Your goal =>
Search the material below for the string "steamed" and copy each line where it appears.
>>>
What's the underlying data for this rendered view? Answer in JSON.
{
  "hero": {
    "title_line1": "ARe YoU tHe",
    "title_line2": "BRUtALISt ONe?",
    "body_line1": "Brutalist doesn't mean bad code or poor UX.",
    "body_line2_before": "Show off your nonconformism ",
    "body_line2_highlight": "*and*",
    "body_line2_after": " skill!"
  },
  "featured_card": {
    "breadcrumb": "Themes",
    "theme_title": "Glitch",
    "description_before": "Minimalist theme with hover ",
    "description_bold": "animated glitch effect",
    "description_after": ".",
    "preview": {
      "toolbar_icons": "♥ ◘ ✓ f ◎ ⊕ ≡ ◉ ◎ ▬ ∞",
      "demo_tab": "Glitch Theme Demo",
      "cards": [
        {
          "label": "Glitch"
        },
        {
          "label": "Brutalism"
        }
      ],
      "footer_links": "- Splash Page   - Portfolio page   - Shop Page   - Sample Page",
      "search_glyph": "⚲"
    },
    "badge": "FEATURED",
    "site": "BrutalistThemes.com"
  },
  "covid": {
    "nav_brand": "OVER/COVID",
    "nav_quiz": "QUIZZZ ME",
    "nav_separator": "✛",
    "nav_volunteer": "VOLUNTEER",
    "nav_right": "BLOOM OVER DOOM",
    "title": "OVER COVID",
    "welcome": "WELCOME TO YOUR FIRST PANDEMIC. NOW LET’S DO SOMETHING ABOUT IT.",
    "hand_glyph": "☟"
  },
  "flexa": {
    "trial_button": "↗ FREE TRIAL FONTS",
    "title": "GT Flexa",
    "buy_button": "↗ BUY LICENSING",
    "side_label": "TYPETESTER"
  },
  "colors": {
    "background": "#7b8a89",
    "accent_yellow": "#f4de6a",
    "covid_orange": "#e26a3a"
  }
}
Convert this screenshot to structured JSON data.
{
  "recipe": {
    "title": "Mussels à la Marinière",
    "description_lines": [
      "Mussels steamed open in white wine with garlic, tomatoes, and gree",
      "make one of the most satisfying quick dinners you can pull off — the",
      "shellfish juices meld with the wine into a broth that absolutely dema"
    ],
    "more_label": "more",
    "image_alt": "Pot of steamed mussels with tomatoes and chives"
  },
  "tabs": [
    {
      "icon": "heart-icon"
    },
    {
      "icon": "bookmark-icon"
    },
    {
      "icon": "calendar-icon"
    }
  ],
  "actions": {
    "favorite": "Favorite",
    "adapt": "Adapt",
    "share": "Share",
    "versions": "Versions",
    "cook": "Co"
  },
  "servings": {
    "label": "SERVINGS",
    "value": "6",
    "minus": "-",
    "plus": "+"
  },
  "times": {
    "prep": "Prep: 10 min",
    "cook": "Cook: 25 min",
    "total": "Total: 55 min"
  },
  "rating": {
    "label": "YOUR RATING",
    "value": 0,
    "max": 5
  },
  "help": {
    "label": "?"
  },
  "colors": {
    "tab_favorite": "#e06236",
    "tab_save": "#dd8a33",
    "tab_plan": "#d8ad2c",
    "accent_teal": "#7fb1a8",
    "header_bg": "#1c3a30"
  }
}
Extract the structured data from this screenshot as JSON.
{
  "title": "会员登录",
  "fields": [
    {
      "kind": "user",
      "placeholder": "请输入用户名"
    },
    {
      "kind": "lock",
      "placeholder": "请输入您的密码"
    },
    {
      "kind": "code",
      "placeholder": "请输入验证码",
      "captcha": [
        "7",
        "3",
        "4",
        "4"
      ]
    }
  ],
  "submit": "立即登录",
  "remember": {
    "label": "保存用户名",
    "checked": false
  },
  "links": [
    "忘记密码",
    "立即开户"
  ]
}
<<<
Result of the exercise =>
      "Mussels steamed open in white wine with garlic, tomatoes, and gree",
    "image_alt": "Pot of steamed mussels with tomatoes and chives"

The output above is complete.